The writing is on the wall. Every major global governmental agency is warning of the imminent tipping point towards catastrophic climate change, even the world's largest oil company Saudi Aramco is now talking about reaching peak oil within the next 20 years, and the International Energy Agency projects that it will happen in more like 10. Solar and wind are cheaper than ever, and large-scale solar mega-projects are quickly becoming the norm. It makes sense, then, that even the supermajor oil companies are diversifying their portfolios and investing in their own demise--also known as the renewable energy sector. Way back in July, 2017 Oilprice reported that France's Total S.A. was "leading the charge on renewables". At the time, Total's website boasted: "For Total, contributing to the development of renewable energies is as much a strategic choice as an industrial responsibility. We are doing our part to diversify the global energy mix by investing in renewables, with a strategic focus on solar energy and bioenergies."
Solar power and advanced computing are a key cleantech intersection point. From renewables return on investment optimization to optimal rooftop commercial solar deployment, machine learning is helping us get more efficient and effective in our global transformation. Researchers in the US and China are using machine learning to discover new solar panel chemistries to increase the base efficiency and economic effectiveness of solar panels. They are trialing hundreds or thousands of combinations in virtual test beds before bringing them into the physical world, a key element of the machine-to-reality value proposition. Let's start in the United States with Jinxin Li, Basudev Pradhan, Surya Gaur, and Jayan Thomas from the sun-drenched campus of the University of Central Florida.
The general rule when developing a new kind of solar technology is to expect progress to be slow. Take silicon solar cells, the most ubiquitous and recognizable form of photovoltaic generations today. When silicon panels were first built in the early 1950s, they could only turn about 6 percent of the light that hit them into electricity. More than 30 years later, that number had inched up to 20 percent, and today--30 years after that--they regularly perform in the mid 20s. So when, in 2017, a new material jumped from 3.8 percent to 22.7 percent efficiency after less than 8 years of development, it got people's attention.
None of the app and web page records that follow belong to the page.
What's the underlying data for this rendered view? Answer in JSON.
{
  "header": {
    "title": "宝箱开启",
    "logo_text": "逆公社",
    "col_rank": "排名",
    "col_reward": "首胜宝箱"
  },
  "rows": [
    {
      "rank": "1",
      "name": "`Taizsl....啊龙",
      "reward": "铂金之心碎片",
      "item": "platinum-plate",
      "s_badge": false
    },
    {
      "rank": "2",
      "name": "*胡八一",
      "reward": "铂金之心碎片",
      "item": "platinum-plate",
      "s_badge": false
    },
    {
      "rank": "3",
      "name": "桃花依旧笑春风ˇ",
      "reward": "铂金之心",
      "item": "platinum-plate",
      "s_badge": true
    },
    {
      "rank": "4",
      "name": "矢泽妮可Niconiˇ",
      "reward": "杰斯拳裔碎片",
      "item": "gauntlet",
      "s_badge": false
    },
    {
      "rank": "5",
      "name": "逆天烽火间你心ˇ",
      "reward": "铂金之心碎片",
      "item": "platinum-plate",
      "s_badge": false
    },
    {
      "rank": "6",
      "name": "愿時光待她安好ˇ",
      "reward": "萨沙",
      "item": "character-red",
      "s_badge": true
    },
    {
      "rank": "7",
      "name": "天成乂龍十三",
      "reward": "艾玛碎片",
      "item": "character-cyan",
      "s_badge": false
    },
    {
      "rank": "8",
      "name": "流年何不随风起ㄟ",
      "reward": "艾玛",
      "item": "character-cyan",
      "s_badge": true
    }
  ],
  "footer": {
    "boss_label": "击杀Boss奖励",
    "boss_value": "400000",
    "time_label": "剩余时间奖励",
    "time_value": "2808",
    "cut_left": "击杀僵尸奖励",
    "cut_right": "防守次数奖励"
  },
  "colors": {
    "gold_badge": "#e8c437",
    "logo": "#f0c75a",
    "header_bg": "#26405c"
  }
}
WROCLAW, POLAND - What if one day all buildings could be equipped with windows and facades that satisfy the structure's every energy need, whether rain or shine? That sustainability dream is today one step closer to becoming a reality thanks to Polish physicist and businesswoman Olga Malinkiewicz. The 36-year-old has developed a novel inkjet processing method for perovskites -- minerals for a new generation of cheaper solar cells -- that makes it possible to produce solar panels under lower temperatures, thus sharply reducing costs. Indeed, perovskite technology is on track to revolutionize access to solar power for all, given its surprising physical properties, some experts say. "In our opinion, perovskite solar cells have the potential to address the world energy poverty," said Mohammad Khaja Nazeeruddin, a professor at Switzerland's Federal Institute of Technology Lausanne, an institution on the cutting edge of solar energy research.